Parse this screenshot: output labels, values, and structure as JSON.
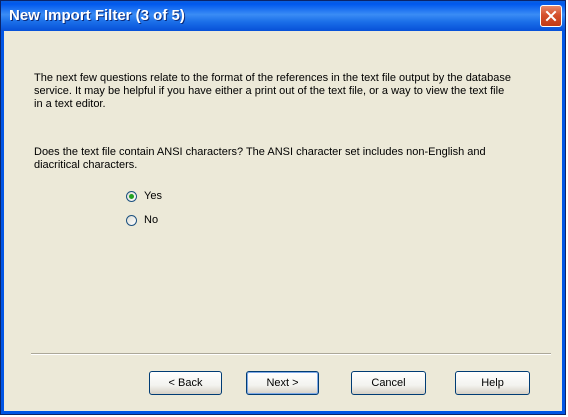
{
  "window": {
    "title": "New Import Filter (3 of 5)"
  },
  "content": {
    "intro_text": "The next few questions relate to the format of the references in the text file output by the database service.  It may be helpful if you have either a print out of the text file, or a way to view the text file in a text editor.",
    "question_text": "Does the text file contain ANSI characters?  The ANSI character set includes non-English and diacritical characters.",
    "options": [
      {
        "label": "Yes",
        "selected": true
      },
      {
        "label": "No",
        "selected": false
      }
    ]
  },
  "buttons": {
    "back_label": "< Back",
    "next_label": "Next >",
    "cancel_label": "Cancel",
    "help_label": "Help"
  },
  "colors": {
    "title_bar": "#0058ee",
    "close_button": "#d5502c",
    "dialog_background": "#ece9d8",
    "radio_selected": "#21a121"
  },
  "icons": {
    "close": "close-icon"
  }
}
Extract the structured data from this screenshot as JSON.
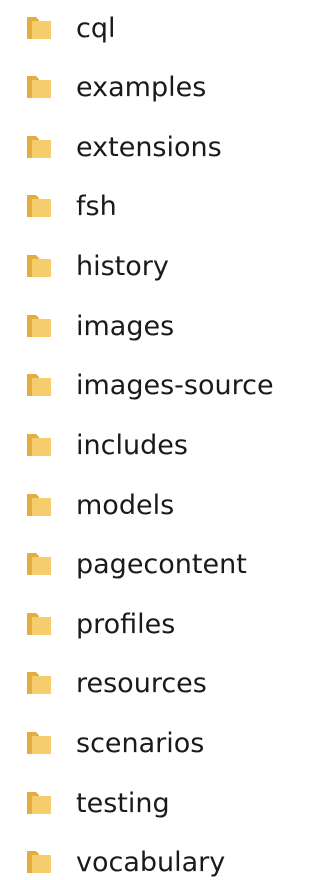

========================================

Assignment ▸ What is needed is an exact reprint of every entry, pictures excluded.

Task output ▸
Parse this screenshot: output labels, values, and structure as JSON.
{
  "window": {
    "title": "New Import Filter (3 of 5)"
  },
  "content": {
    "intro_text": "The next few questions relate to the format of the references in the text file output by the database service.  It may be helpful if you have either a print out of the text file, or a way to view the text file in a text editor.",
    "question_text": "Does the text file contain ANSI characters?  The ANSI character set includes non-English and diacritical characters.",
    "options": [
      {
        "label": "Yes",
        "selected": true
      },
      {
        "label": "No",
        "selected": false
      }
    ]
  },
  "buttons": {
    "back_label": "< Back",
    "next_label": "Next >",
    "cancel_label": "Cancel",
    "help_label": "Help"
  },
  "colors": {
    "title_bar": "#0058ee",
    "close_button": "#d5502c",
    "dialog_background": "#ece9d8",
    "radio_selected": "#21a121"
  },
  "icons": {
    "close": "close-icon"
  }
}
Extract the structured data from this screenshot as JSON.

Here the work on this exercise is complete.